Girard-Perregaux is the originator of some of the standard innovations of modern watchmaking. In the 1880s, they produced wristwatches for officers of Kaiser Wilhelm I's navy, the world's first commercial production of these items. In 1965 they designed a watch movement capable of 36,000 beats per hour, now the standard for all fine timepieces. Two years later, they were awarded the Centenary Award of the Astronomical Observatory de Neuchatel for their contributions to watchmaking.
One of the icons for which Girard-Perregaux is known is the Tourbillon with Three Bridges. In this model, a skeletized dial reveals a tourbillon behind three gold bars, which are both functioning pieces of the mechanism and design elements. The movement of this timepiece is so precise that it was awarded a gold medal at the Universal Exposition in Paris in 1889. The design, long out of production, was revived in 1980.
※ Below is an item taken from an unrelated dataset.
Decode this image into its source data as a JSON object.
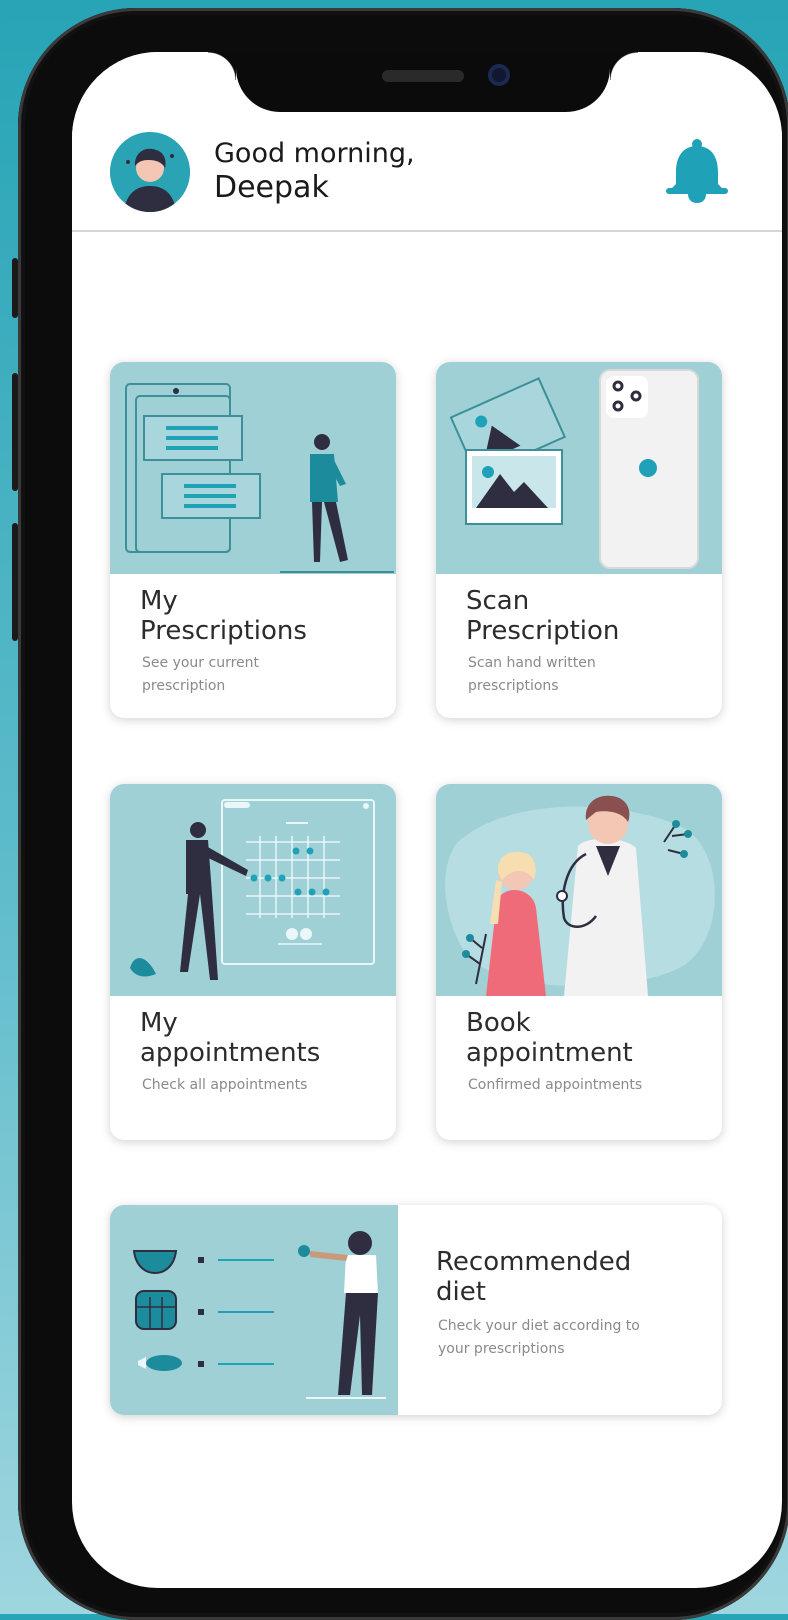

The revival of classic designs has proven successful for Girard-Perregaux on more than one occasion. Their popular Vintage 1945 line is the rebirth of an art deco design, while the Girard-Perregaux 1966 line revisits a year when the firm dazzled the watchmaking world by winning an impressive list of awards.